**Requirement:** Reproduce the records that follow exactly as they appear.

**Items from an interface collection:**

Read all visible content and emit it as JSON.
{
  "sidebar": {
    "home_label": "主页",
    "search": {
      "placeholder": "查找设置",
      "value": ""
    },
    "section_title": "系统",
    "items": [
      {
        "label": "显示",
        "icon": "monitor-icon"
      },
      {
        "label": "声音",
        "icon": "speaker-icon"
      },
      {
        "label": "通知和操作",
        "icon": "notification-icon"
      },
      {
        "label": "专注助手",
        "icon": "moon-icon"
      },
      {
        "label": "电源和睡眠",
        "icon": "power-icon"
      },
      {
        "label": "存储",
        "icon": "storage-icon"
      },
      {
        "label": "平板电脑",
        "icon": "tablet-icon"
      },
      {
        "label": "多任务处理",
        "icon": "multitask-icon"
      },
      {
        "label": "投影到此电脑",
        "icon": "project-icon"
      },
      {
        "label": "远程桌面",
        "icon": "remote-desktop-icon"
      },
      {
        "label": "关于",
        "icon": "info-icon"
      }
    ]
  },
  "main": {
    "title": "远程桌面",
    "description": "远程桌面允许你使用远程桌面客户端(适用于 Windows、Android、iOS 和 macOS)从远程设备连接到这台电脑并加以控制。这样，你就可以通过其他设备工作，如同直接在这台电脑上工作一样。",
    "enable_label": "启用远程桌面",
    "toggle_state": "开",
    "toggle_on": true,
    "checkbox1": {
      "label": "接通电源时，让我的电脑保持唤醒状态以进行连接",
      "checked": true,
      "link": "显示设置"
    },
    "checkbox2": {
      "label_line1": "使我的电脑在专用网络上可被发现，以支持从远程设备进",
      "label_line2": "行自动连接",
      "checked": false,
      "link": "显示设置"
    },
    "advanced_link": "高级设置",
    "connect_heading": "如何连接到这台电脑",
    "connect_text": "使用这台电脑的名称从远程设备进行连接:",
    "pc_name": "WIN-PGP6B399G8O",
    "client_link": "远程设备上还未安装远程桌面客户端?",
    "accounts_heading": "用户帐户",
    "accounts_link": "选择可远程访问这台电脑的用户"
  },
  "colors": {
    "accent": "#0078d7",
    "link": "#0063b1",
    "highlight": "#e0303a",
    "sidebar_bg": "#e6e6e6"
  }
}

**Exercise solution:**
Read all visible content and emit it as JSON.
{
  "sidebar": {
    "home_label": "主页",
    "search": {
      "placeholder": "查找设置",
      "value": ""
    },
    "section_title": "系统",
    "items": [
      {
        "label": "显示",
        "icon": "monitor-icon"
      },
      {
        "label": "声音",
        "icon": "speaker-icon"
      },
      {
        "label": "通知和操作",
        "icon": "notification-icon"
      },
      {
        "label": "专注助手",
        "icon": "moon-icon"
      },
      {
        "label": "电源和睡眠",
        "icon": "power-icon"
      },
      {
        "label": "存储",
        "icon": "storage-icon"
      },
      {
        "label": "平板电脑",
        "icon": "tablet-icon"
      },
      {
        "label": "多任务处理",
        "icon": "multitask-icon"
      },
      {
        "label": "投影到此电脑",
        "icon": "project-icon"
      },
      {
        "label": "远程桌面",
        "icon": "remote-desktop-icon"
      },
      {
        "label": "关于",
        "icon": "info-icon"
      }
    ]
  },
  "main": {
    "title": "远程桌面",
    "description": "远程桌面允许你使用远程桌面客户端(适用于 Windows、Android、iOS 和 macOS)从远程设备连接到这台电脑并加以控制。这样，你就可以通过其他设备工作，如同直接在这台电脑上工作一样。",
    "enable_label": "启用远程桌面",
    "toggle_state": "开",
    "toggle_on": true,
    "checkbox1": {
      "label": "接通电源时，让我的电脑保持唤醒状态以进行连接",
      "checked": true,
      "link": "显示设置"
    },
    "checkbox2": {
      "label_line1": "使我的电脑在专用网络上可被发现，以支持从远程设备进",
      "label_line2": "行自动连接",
      "checked": false,
      "link": "显示设置"
    },
    "advanced_link": "高级设置",
    "connect_heading": "如何连接到这台电脑",
    "connect_text": "使用这台电脑的名称从远程设备进行连接:",
    "pc_name": "WIN-PGP6B399G8O",
    "client_link": "远程设备上还未安装远程桌面客户端?",
    "accounts_heading": "用户帐户",
    "accounts_link": "选择可远程访问这台电脑的用户"
  },
  "colors": {
    "accent": "#0078d7",
    "link": "#0063b1",
    "highlight": "#e0303a",
    "sidebar_bg": "#e6e6e6"
  }
}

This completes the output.